Chemnitz, Germany (dpa) – A Syrian migrant has been charged with manslaughter, attempted manslaughter and serious bodily harm over the death of a man that sparked unrest in the eastern German city Chemnitz last year. Prosecutors said on Tuesday that the defendant, a Syrian asylum seeker named only as Alaa S in line with German privacy laws, is accused of fatally stabbing 35-year-old Daniel H on August 26 along with at least one other suspect, an Iraqi man named as Farhad A, who has not yet been apprehended. Police have issued an international search warrant for Farhad. The German man’s death sparked violent marches and counterdemonstrations in Chemnitz in August and September, and video footage of far-right rallies showed two Arab men being attacked by what appeared to be locals.
The clashes in the city fanned a wider political debate on German Chancellor Angela Merkel’s immigration policies and pushed her governing coalition into a crisis. Prosecutors said that during investigations, more than 100 witnesses were questioned. With the help of these witnesses, police were able to determine that the attack occurred after one of the migrants – the Iraqi who is still on the run – got in an argument with the victim. The Syrian man got involved later. Both men appear to have stabbed the victim in his arm and chest. They also stabbed another German man, who was severely injured but survived. Police were unable to find out what caused the argument. A third man, Yousif A from Iraq, could also be prosecuted at a later date.
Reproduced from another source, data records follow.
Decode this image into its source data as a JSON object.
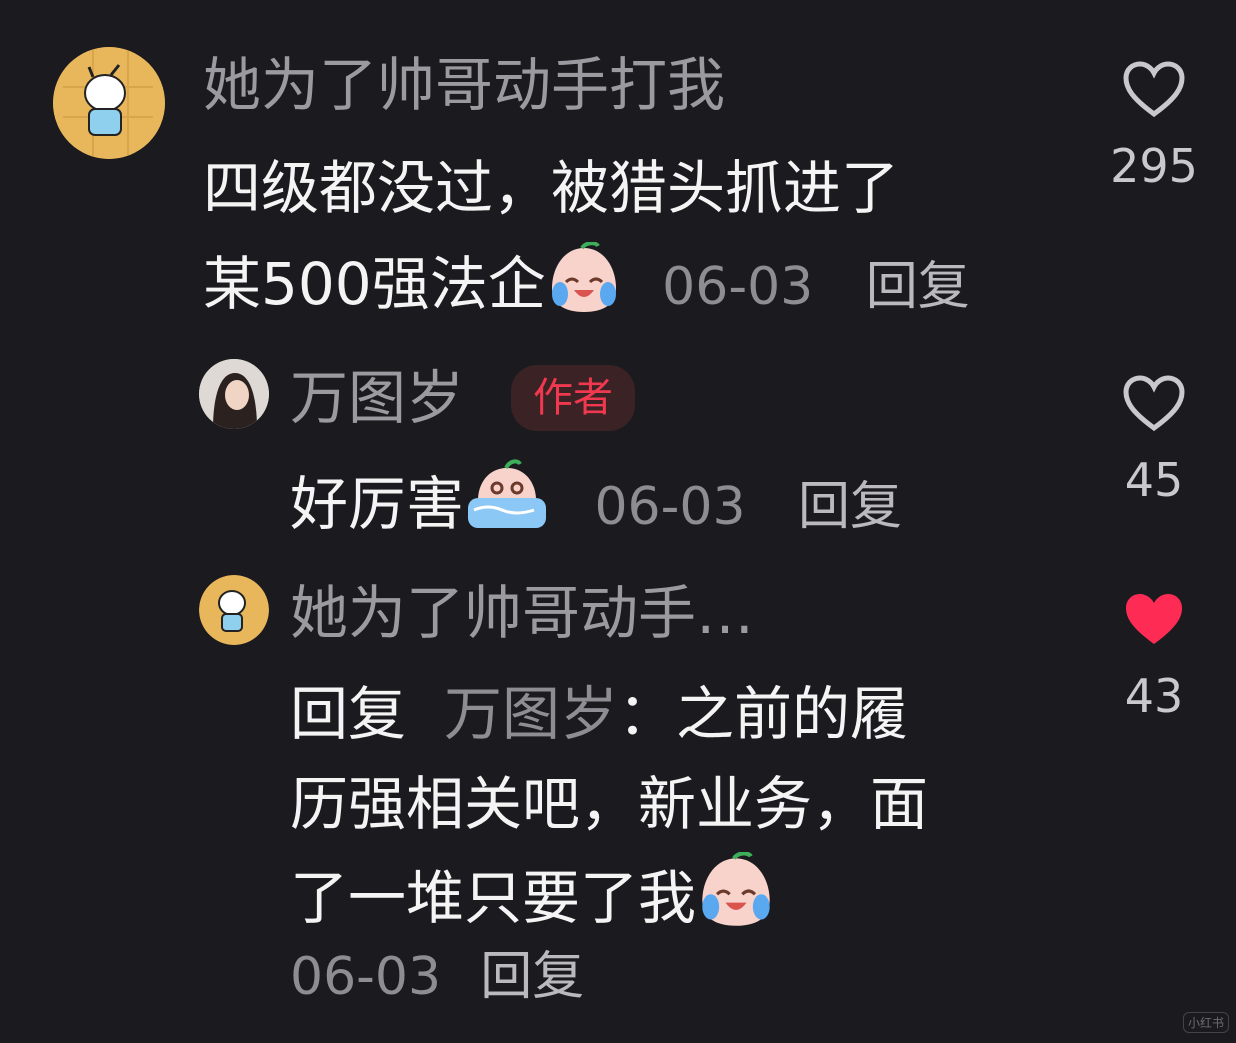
{
  "comments": [
    {
      "username": "她为了帅哥动手打我",
      "text_line1": "四级都没过，被猎头抓进了",
      "text_line2": "某500强法企",
      "emoji": "crying-laughing-emoji",
      "date": "06-03",
      "reply_label": "回复",
      "likes": "295",
      "liked": false
    },
    {
      "username": "万图岁",
      "badge": "作者",
      "text": "好厉害",
      "emoji": "sobbing-emoji",
      "date": "06-03",
      "reply_label": "回复",
      "likes": "45",
      "liked": false
    },
    {
      "username": "她为了帅哥动手…",
      "reply_prefix": "回复",
      "reply_to": "万图岁",
      "colon": "：",
      "text_line1_rest": "之前的履",
      "text_line2": "历强相关吧，新业务，面",
      "text_line3": "了一堆只要了我",
      "emoji": "crying-laughing-emoji",
      "date": "06-03",
      "reply_label": "回复",
      "likes": "43",
      "liked": true
    }
  ],
  "colors": {
    "background": "#1b1b1f",
    "badge_text": "#f0384e",
    "liked_heart": "#fe2c55"
  },
  "watermark": "小红书"
}
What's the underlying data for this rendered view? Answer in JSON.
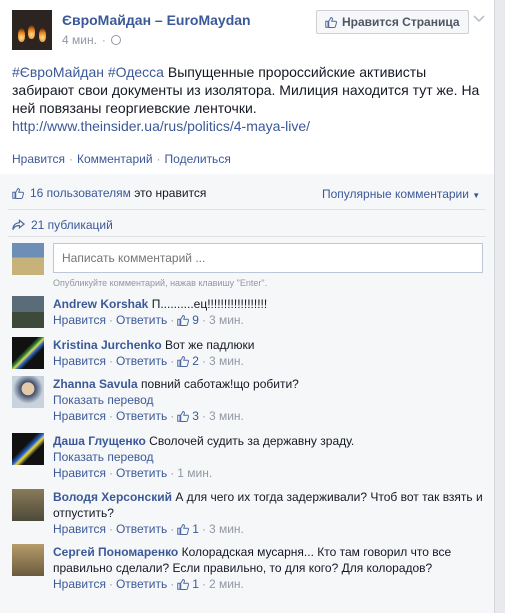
{
  "post": {
    "page_name": "ЄвроМайдан – EuroMaydan",
    "time": "4 мин.",
    "like_page_label": "Нравится Страница",
    "tags": "#ЄвроМайдан #Одесса",
    "text": "Выпущенные пророссийские активисты забирают свои документы из изолятора. Милиция находится тут же. На ней повязаны георгиевские ленточки.",
    "link": "http://www.theinsider.ua/rus/politics/4-maya-live/",
    "actions": {
      "like": "Нравится",
      "comment": "Комментарий",
      "share": "Поделиться"
    }
  },
  "ufi": {
    "likes_count": "16 пользователям",
    "likes_suffix": "это нравится",
    "sort_label": "Популярные комментарии",
    "shares": "21 публикаций",
    "comment_placeholder": "Написать комментарий ...",
    "comment_hint": "Опубликуйте комментарий, нажав клавишу \"Enter\"."
  },
  "labels": {
    "like": "Нравится",
    "reply": "Ответить",
    "translate": "Показать перевод"
  },
  "comments": [
    {
      "author": "Andrew Korshak",
      "text": "П..........ец!!!!!!!!!!!!!!!!!!",
      "likes": "9",
      "time": "3 мин."
    },
    {
      "author": "Kristina Jurchenko",
      "text": "Вот же падлюки",
      "likes": "2",
      "time": "3 мин."
    },
    {
      "author": "Zhanna Savula",
      "text": "повний саботаж!що робити?",
      "likes": "3",
      "time": "3 мин."
    },
    {
      "author": "Даша Глущенко",
      "text": "Сволочей судить за державну зраду.",
      "likes": "",
      "time": "1 мин."
    },
    {
      "author": "Володя Херсонский",
      "text": "А для чего их тогда задерживали? Чтоб вот так взять и отпустить?",
      "likes": "1",
      "time": "3 мин."
    },
    {
      "author": "Сергей Пономаренко",
      "text": "Колорадская мусарня... Кто там говорил что все правильно сделали? Если правильно, то для кого? Для колорадов?",
      "likes": "1",
      "time": "2 мин."
    }
  ],
  "colors": {
    "link": "#3b5998",
    "meta": "#9197a3",
    "background": "#e9eaed"
  }
}
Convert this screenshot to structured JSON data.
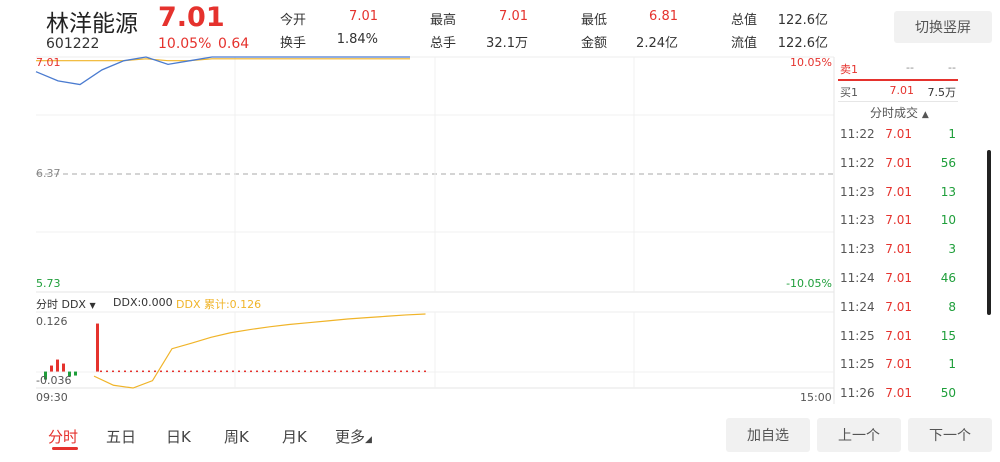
{
  "stock": {
    "name": "林洋能源",
    "price": "7.01",
    "code": "601222",
    "change_pct": "10.05%",
    "change_amt": "0.64"
  },
  "stats": [
    {
      "label": "今开",
      "value": "7.01",
      "color": "#e5322d"
    },
    {
      "label": "换手",
      "value": "1.84%",
      "color": "#333333"
    },
    {
      "label": "最高",
      "value": "7.01",
      "color": "#e5322d"
    },
    {
      "label": "总手",
      "value": "32.1万",
      "color": "#333333"
    },
    {
      "label": "最低",
      "value": "6.81",
      "color": "#e5322d"
    },
    {
      "label": "金额",
      "value": "2.24亿",
      "color": "#333333"
    },
    {
      "label": "总值",
      "value": "122.6亿",
      "color": "#333333"
    },
    {
      "label": "流值",
      "value": "122.6亿",
      "color": "#333333"
    }
  ],
  "switch_button": "切换竖屏",
  "chart_data": {
    "type": "line",
    "price_axis": {
      "top": "7.01",
      "mid": "6.37",
      "bottom": "5.73",
      "top_pct": "10.05%",
      "bottom_pct": "-10.05%"
    },
    "time_axis": {
      "start": "09:30",
      "end": "15:00"
    },
    "indicator": {
      "selector_label": "分时 DDX",
      "ddx_label": "DDX:0.000",
      "ddx_cum_label": "DDX 累计:0.126",
      "top": "0.126",
      "bottom": "-0.036"
    },
    "price_line": [
      6.93,
      6.88,
      6.86,
      6.94,
      6.99,
      7.01,
      6.97,
      6.99,
      7.01,
      7.01,
      7.01,
      7.01,
      7.01,
      7.01,
      7.01,
      7.01,
      7.01,
      7.01
    ],
    "ddx_cumulative": [
      -0.01,
      -0.03,
      -0.036,
      -0.02,
      0.05,
      0.062,
      0.075,
      0.085,
      0.092,
      0.098,
      0.103,
      0.107,
      0.111,
      0.115,
      0.118,
      0.121,
      0.124,
      0.126
    ],
    "colors": {
      "up": "#e5322d",
      "down": "#1e9e3a",
      "avg": "#f0b429",
      "price": "#4a7bd0"
    }
  },
  "order_book": {
    "sell": {
      "label": "卖1",
      "price": "--",
      "vol": "--"
    },
    "buy": {
      "label": "买1",
      "price": "7.01",
      "vol": "7.5万"
    }
  },
  "ticks_title": "分时成交",
  "ticks": [
    {
      "time": "11:22",
      "price": "7.01",
      "vol": "1"
    },
    {
      "time": "11:22",
      "price": "7.01",
      "vol": "56"
    },
    {
      "time": "11:23",
      "price": "7.01",
      "vol": "13"
    },
    {
      "time": "11:23",
      "price": "7.01",
      "vol": "10"
    },
    {
      "time": "11:23",
      "price": "7.01",
      "vol": "3"
    },
    {
      "time": "11:24",
      "price": "7.01",
      "vol": "46"
    },
    {
      "time": "11:24",
      "price": "7.01",
      "vol": "8"
    },
    {
      "time": "11:25",
      "price": "7.01",
      "vol": "15"
    },
    {
      "time": "11:25",
      "price": "7.01",
      "vol": "1"
    },
    {
      "time": "11:26",
      "price": "7.01",
      "vol": "50"
    }
  ],
  "tabs": [
    "分时",
    "五日",
    "日K",
    "周K",
    "月K",
    "更多"
  ],
  "bottom_buttons": {
    "add": "加自选",
    "prev": "上一个",
    "next": "下一个"
  }
}
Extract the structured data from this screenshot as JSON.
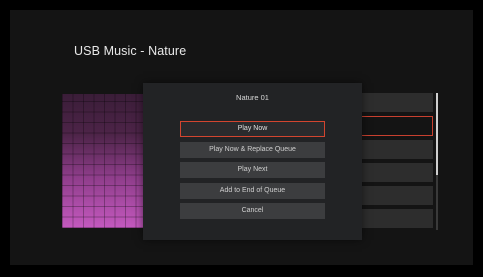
{
  "page": {
    "title": "USB Music - Nature"
  },
  "dialog": {
    "title": "Nature 01",
    "items": [
      {
        "label": "Play Now",
        "focused": true
      },
      {
        "label": "Play Now & Replace Queue"
      },
      {
        "label": "Play Next"
      },
      {
        "label": "Add to End of Queue"
      },
      {
        "label": "Cancel"
      }
    ]
  },
  "colors": {
    "focus_outline": "#d2452f",
    "album_art_bottom": "#c459bf",
    "album_art_top": "#3a1d38"
  }
}
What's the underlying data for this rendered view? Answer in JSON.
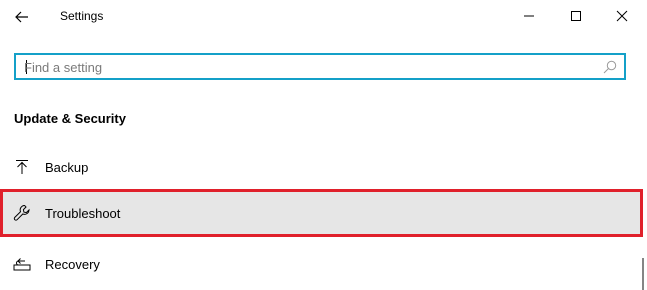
{
  "window": {
    "title": "Settings"
  },
  "titlebar": {
    "back_icon": "back-arrow-icon",
    "minimize_icon": "minimize-icon",
    "maximize_icon": "maximize-icon",
    "close_icon": "close-icon"
  },
  "search": {
    "placeholder": "Find a setting",
    "value": "",
    "icon": "search-icon",
    "border_color": "#14a0c8"
  },
  "section": {
    "heading": "Update & Security"
  },
  "nav": {
    "items": [
      {
        "label": "Backup",
        "icon": "backup-arrow-up-icon"
      },
      {
        "label": "Troubleshoot",
        "icon": "wrench-icon",
        "highlighted": true,
        "highlight_color": "#e0202b"
      },
      {
        "label": "Recovery",
        "icon": "recovery-icon"
      }
    ]
  }
}
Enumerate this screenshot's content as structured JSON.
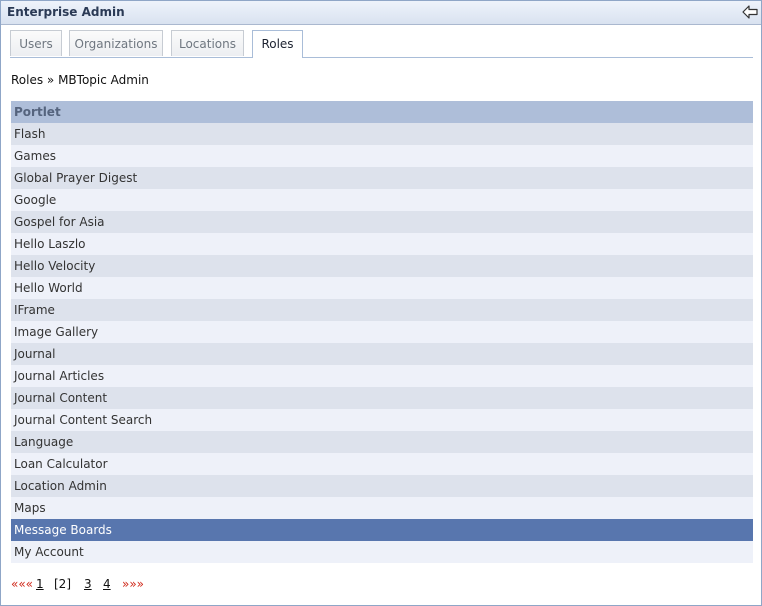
{
  "window": {
    "title": "Enterprise Admin"
  },
  "tabs": [
    {
      "label": "Users"
    },
    {
      "label": "Organizations"
    },
    {
      "label": "Locations"
    },
    {
      "label": "Roles",
      "active": true
    }
  ],
  "breadcrumb": "Roles » MBTopic Admin",
  "table": {
    "header": "Portlet",
    "rows": [
      "Flash",
      "Games",
      "Global Prayer Digest",
      "Google",
      "Gospel for Asia",
      "Hello Laszlo",
      "Hello Velocity",
      "Hello World",
      "IFrame",
      "Image Gallery",
      "Journal",
      "Journal Articles",
      "Journal Content",
      "Journal Content Search",
      "Language",
      "Loan Calculator",
      "Location Admin",
      "Maps",
      "Message Boards",
      "My Account"
    ],
    "selected_row": "Message Boards"
  },
  "pagination": {
    "first": "«««",
    "pages": [
      "1",
      "[2]",
      "3",
      "4"
    ],
    "current": "[2]",
    "last": "»»»"
  },
  "colors": {
    "header_bg": "#aebed9",
    "row_odd": "#dde2ec",
    "row_even": "#eef1f9",
    "selected": "#5876ae",
    "pager_arrow": "#d02a1c"
  }
}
He was briefly held in custody, but was released in September as there was not enough evidence against him at the time. It is still not exactly clear how he was involved.